Silicone coated film has seen increased use in the electronics industry as a release liner for films applied as protective layer during circuit board processing. For sensitive and complex PCB processing, silicone coated films must meet published specifications, such as the level of temperature resistance and release characteristics.
Release films for electronics applications are made of a polymer layer, such as polyethylene terephthalate (PET) to which a very thin silicone coating is applied. The polymer itself will depend on the final properties of the film, such as the ability to withstand temperatures over 200ºC, but in all cases, it’s important that the film has high strength, is chemically inert and sticks well to the PCB. In terms of the silicone layer, it’s important that no silicone residue is left on the sticky layer after release. This is especially crucial for semiconductor electronics, where silicone could migrate into the device and impair performance. The thickness of the silicone layer must be within a given range to ensure the film has right flexibility to completely cover features on the substrate, and the silicone layer must have the right release profile to work with the process tooling system.
As mentioned above, the release characteristics of the liner can be changed depending on the application - and this characteristic is an important part of the liner’s specification. The release characteristics are determined by the quality of the silicone layer coverage, the completeness of the silicone curing process and the silicone formula itself. It’s important to control these parameters carefully during release liner production to ensure the final product meets the specified release characteristics.
XRF helps to control the quality of the silicone layer by returning a value for coat weight. For the very thin layers applied, there is a linear relationship between the XRF silicon signal and the coat weight, provided the instrument has the right calibration. This makes it a very simple exercise to determine the thickness of the layer as you can take a single, rapid measurement on a sample of coated film. There’s no chemical processing or manual calculations involved, unlike other methods such as atomic absorption spectroscopy (AAS). This simple coat weight measurement is useful during process engineering when determining the curing level of the silicone layer. Here, you simply measure the coat weight with XRF before and after extracting the excess silicone to determine the effectiveness of the curing process.
Hitachi’s LAB-X5000 is a benchtop XRF analyzer that’s ideal for silicone coat weight analysis.
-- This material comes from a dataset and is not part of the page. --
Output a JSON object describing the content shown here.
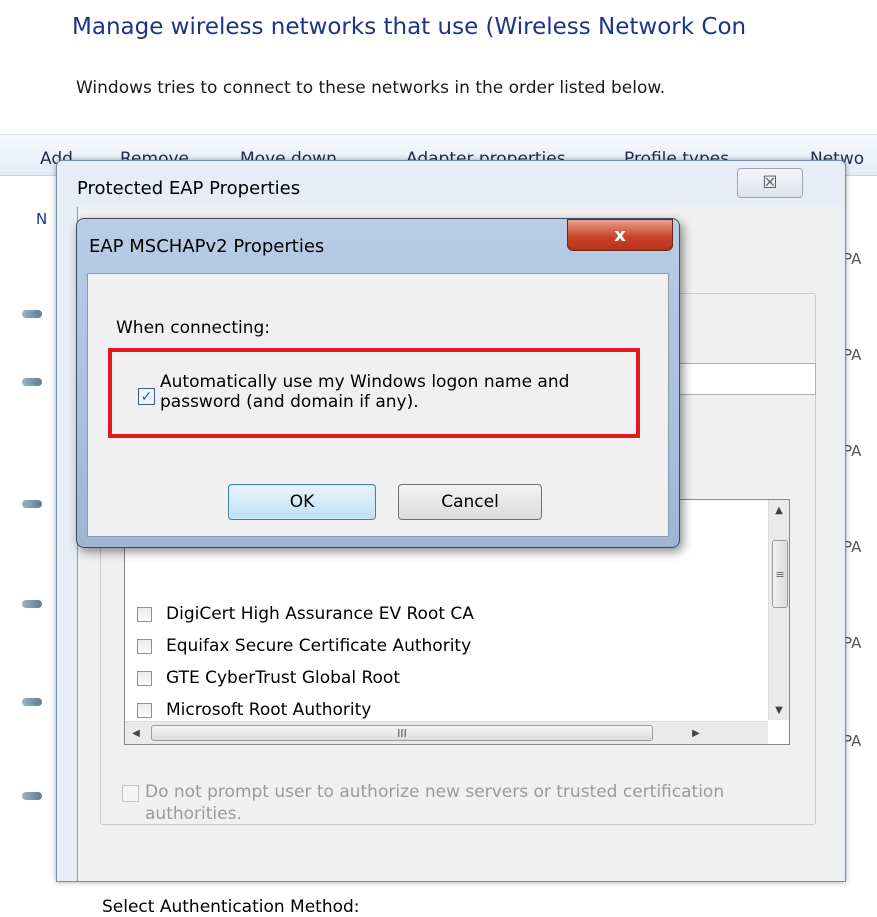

Rugged, compact and powerful, the LAB-X5000 is designed for constant use in a production environment. Once a sample has been prepared (simply by cutting a small disc of coated film and placing it in a sample holder), the operator presses the start button and within seconds results are displayed on the screen.
The instrument parameters are optimized for this application, and it’s simple to set up a pass / fail value within the software, removing the need for the operator to interpret the results.
Also, the LAB-X has a built-in sample spinner–rotating the sample during the analysis to provide a repeatable coat weight result.
You can find more information on the LAB-X5000 for release liners here. Alternatively, get in touch to arrange a demo.Get in touch
Case Study: Hitachi’s service makes all the difference to Lancaster University’s nuclear reactor design researchRead More
How the rise in commodity prices has increased the importance of materials analysis in IndiaRead More
X-Supreme8000 helps a research center to be at forefront of international best practice for wood treatment analysisRead More